»»

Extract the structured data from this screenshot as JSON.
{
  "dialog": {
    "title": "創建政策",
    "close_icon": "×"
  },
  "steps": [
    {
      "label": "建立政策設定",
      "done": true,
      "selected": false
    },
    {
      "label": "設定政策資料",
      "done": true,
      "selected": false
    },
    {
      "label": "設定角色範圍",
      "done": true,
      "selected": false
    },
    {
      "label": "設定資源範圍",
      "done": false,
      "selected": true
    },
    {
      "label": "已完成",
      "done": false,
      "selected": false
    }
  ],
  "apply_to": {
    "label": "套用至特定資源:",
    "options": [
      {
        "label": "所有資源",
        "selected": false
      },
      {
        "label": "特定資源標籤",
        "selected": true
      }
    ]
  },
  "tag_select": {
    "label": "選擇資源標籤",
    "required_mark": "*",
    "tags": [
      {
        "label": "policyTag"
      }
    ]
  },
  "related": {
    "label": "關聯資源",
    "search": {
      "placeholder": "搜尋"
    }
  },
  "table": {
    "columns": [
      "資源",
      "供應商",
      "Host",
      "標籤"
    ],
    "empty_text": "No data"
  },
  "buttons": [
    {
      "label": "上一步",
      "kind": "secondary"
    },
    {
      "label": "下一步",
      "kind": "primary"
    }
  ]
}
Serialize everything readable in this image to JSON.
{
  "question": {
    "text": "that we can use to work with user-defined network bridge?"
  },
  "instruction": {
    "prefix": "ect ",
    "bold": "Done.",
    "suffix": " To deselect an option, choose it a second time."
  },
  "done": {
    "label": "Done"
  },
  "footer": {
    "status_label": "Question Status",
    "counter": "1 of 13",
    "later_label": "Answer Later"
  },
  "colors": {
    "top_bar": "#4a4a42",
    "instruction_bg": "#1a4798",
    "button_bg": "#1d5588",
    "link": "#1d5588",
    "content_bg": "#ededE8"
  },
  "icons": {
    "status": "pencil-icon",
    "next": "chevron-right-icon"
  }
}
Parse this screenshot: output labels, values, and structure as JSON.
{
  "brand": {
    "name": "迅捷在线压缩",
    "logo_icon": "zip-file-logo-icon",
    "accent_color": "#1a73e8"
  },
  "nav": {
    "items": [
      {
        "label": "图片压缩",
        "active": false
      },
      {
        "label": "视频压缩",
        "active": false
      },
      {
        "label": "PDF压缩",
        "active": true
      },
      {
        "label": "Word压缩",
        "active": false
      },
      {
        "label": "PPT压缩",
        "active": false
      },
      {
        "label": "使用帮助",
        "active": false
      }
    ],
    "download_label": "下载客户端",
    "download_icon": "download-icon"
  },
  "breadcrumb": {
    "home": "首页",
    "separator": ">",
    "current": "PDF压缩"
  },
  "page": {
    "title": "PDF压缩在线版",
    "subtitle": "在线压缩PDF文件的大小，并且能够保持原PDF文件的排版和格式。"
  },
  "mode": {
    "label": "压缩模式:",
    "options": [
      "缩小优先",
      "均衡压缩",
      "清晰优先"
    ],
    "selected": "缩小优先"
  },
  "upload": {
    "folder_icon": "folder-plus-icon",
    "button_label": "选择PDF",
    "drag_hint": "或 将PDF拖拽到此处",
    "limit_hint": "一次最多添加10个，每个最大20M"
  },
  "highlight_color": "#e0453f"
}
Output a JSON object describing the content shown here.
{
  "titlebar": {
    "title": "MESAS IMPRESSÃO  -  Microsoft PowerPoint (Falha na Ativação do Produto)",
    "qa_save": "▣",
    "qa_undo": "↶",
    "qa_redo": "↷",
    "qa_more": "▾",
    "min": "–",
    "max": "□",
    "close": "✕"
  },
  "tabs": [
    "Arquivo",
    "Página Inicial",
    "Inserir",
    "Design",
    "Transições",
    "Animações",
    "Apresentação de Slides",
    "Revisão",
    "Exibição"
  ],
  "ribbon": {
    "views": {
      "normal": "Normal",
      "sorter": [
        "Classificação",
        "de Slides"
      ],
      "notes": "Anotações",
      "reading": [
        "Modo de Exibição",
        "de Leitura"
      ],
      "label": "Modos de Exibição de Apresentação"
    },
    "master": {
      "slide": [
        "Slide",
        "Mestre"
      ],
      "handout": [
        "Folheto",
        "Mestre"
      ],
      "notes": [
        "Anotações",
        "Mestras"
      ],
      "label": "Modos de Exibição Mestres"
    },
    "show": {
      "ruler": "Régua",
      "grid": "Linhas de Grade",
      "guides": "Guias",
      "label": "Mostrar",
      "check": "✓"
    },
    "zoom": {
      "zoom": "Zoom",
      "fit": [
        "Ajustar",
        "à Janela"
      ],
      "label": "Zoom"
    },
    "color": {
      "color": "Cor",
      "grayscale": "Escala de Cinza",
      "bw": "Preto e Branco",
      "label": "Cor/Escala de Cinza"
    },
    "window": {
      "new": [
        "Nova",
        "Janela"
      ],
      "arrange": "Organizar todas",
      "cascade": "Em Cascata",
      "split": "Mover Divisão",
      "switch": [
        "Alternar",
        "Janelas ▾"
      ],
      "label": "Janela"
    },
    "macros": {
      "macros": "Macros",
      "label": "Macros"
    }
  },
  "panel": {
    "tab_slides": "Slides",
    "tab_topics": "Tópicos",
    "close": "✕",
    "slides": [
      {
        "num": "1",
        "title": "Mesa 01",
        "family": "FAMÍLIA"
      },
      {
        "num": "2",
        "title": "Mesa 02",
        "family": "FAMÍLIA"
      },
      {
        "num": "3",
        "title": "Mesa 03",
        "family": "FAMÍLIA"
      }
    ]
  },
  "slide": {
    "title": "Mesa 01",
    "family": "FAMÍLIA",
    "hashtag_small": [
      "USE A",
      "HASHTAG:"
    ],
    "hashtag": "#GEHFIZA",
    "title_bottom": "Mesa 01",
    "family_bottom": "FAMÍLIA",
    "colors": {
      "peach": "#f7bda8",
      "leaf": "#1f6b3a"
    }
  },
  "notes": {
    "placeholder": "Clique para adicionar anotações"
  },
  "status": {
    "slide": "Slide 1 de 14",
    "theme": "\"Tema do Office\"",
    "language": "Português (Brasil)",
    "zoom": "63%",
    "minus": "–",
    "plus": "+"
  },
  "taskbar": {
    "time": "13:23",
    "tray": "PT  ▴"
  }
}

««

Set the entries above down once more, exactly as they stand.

Extract the structured data from this screenshot as JSON.
{
  "dialog": {
    "title": "創建政策",
    "close_icon": "×"
  },
  "steps": [
    {
      "label": "建立政策設定",
      "done": true,
      "selected": false
    },
    {
      "label": "設定政策資料",
      "done": true,
      "selected": false
    },
    {
      "label": "設定角色範圍",
      "done": true,
      "selected": false
    },
    {
      "label": "設定資源範圍",
      "done": false,
      "selected": true
    },
    {
      "label": "已完成",
      "done": false,
      "selected": false
    }
  ],
  "apply_to": {
    "label": "套用至特定資源:",
    "options": [
      {
        "label": "所有資源",
        "selected": false
      },
      {
        "label": "特定資源標籤",
        "selected": true
      }
    ]
  },
  "tag_select": {
    "label": "選擇資源標籤",
    "required_mark": "*",
    "tags": [
      {
        "label": "policyTag"
      }
    ]
  },
  "related": {
    "label": "關聯資源",
    "search": {
      "placeholder": "搜尋"
    }
  },
  "table": {
    "columns": [
      "資源",
      "供應商",
      "Host",
      "標籤"
    ],
    "empty_text": "No data"
  },
  "buttons": [
    {
      "label": "上一步",
      "kind": "secondary"
    },
    {
      "label": "下一步",
      "kind": "primary"
    }
  ]
}
Serialize everything readable in this image to JSON.
{
  "question": {
    "text": "that we can use to work with user-defined network bridge?"
  },
  "instruction": {
    "prefix": "ect ",
    "bold": "Done.",
    "suffix": " To deselect an option, choose it a second time."
  },
  "done": {
    "label": "Done"
  },
  "footer": {
    "status_label": "Question Status",
    "counter": "1 of 13",
    "later_label": "Answer Later"
  },
  "colors": {
    "top_bar": "#4a4a42",
    "instruction_bg": "#1a4798",
    "button_bg": "#1d5588",
    "link": "#1d5588",
    "content_bg": "#ededE8"
  },
  "icons": {
    "status": "pencil-icon",
    "next": "chevron-right-icon"
  }
}
Parse this screenshot: output labels, values, and structure as JSON.
{
  "brand": {
    "name": "迅捷在线压缩",
    "logo_icon": "zip-file-logo-icon",
    "accent_color": "#1a73e8"
  },
  "nav": {
    "items": [
      {
        "label": "图片压缩",
        "active": false
      },
      {
        "label": "视频压缩",
        "active": false
      },
      {
        "label": "PDF压缩",
        "active": true
      },
      {
        "label": "Word压缩",
        "active": false
      },
      {
        "label": "PPT压缩",
        "active": false
      },
      {
        "label": "使用帮助",
        "active": false
      }
    ],
    "download_label": "下载客户端",
    "download_icon": "download-icon"
  },
  "breadcrumb": {
    "home": "首页",
    "separator": ">",
    "current": "PDF压缩"
  },
  "page": {
    "title": "PDF压缩在线版",
    "subtitle": "在线压缩PDF文件的大小，并且能够保持原PDF文件的排版和格式。"
  },
  "mode": {
    "label": "压缩模式:",
    "options": [
      "缩小优先",
      "均衡压缩",
      "清晰优先"
    ],
    "selected": "缩小优先"
  },
  "upload": {
    "folder_icon": "folder-plus-icon",
    "button_label": "选择PDF",
    "drag_hint": "或 将PDF拖拽到此处",
    "limit_hint": "一次最多添加10个，每个最大20M"
  },
  "highlight_color": "#e0453f"
}
Output a JSON object describing the content shown here.
{
  "titlebar": {
    "title": "MESAS IMPRESSÃO  -  Microsoft PowerPoint (Falha na Ativação do Produto)",
    "qa_save": "▣",
    "qa_undo": "↶",
    "qa_redo": "↷",
    "qa_more": "▾",
    "min": "–",
    "max": "□",
    "close": "✕"
  },
  "tabs": [
    "Arquivo",
    "Página Inicial",
    "Inserir",
    "Design",
    "Transições",
    "Animações",
    "Apresentação de Slides",
    "Revisão",
    "Exibição"
  ],
  "ribbon": {
    "views": {
      "normal": "Normal",
      "sorter": [
        "Classificação",
        "de Slides"
      ],
      "notes": "Anotações",
      "reading": [
        "Modo de Exibição",
        "de Leitura"
      ],
      "label": "Modos de Exibição de Apresentação"
    },
    "master": {
      "slide": [
        "Slide",
        "Mestre"
      ],
      "handout": [
        "Folheto",
        "Mestre"
      ],
      "notes": [
        "Anotações",
        "Mestras"
      ],
      "label": "Modos de Exibição Mestres"
    },
    "show": {
      "ruler": "Régua",
      "grid": "Linhas de Grade",
      "guides": "Guias",
      "label": "Mostrar",
      "check": "✓"
    },
    "zoom": {
      "zoom": "Zoom",
      "fit": [
        "Ajustar",
        "à Janela"
      ],
      "label": "Zoom"
    },
    "color": {
      "color": "Cor",
      "grayscale": "Escala de Cinza",
      "bw": "Preto e Branco",
      "label": "Cor/Escala de Cinza"
    },
    "window": {
      "new": [
        "Nova",
        "Janela"
      ],
      "arrange": "Organizar todas",
      "cascade": "Em Cascata",
      "split": "Mover Divisão",
      "switch": [
        "Alternar",
        "Janelas ▾"
      ],
      "label": "Janela"
    },
    "macros": {
      "macros": "Macros",
      "label": "Macros"
    }
  },
  "panel": {
    "tab_slides": "Slides",
    "tab_topics": "Tópicos",
    "close": "✕",
    "slides": [
      {
        "num": "1",
        "title": "Mesa 01",
        "family": "FAMÍLIA"
      },
      {
        "num": "2",
        "title": "Mesa 02",
        "family": "FAMÍLIA"
      },
      {
        "num": "3",
        "title": "Mesa 03",
        "family": "FAMÍLIA"
      }
    ]
  },
  "slide": {
    "title": "Mesa 01",
    "family": "FAMÍLIA",
    "hashtag_small": [
      "USE A",
      "HASHTAG:"
    ],
    "hashtag": "#GEHFIZA",
    "title_bottom": "Mesa 01",
    "family_bottom": "FAMÍLIA",
    "colors": {
      "peach": "#f7bda8",
      "leaf": "#1f6b3a"
    }
  },
  "notes": {
    "placeholder": "Clique para adicionar anotações"
  },
  "status": {
    "slide": "Slide 1 de 14",
    "theme": "\"Tema do Office\"",
    "language": "Português (Brasil)",
    "zoom": "63%",
    "minus": "–",
    "plus": "+"
  },
  "taskbar": {
    "time": "13:23",
    "tray": "PT  ▴"
  }
}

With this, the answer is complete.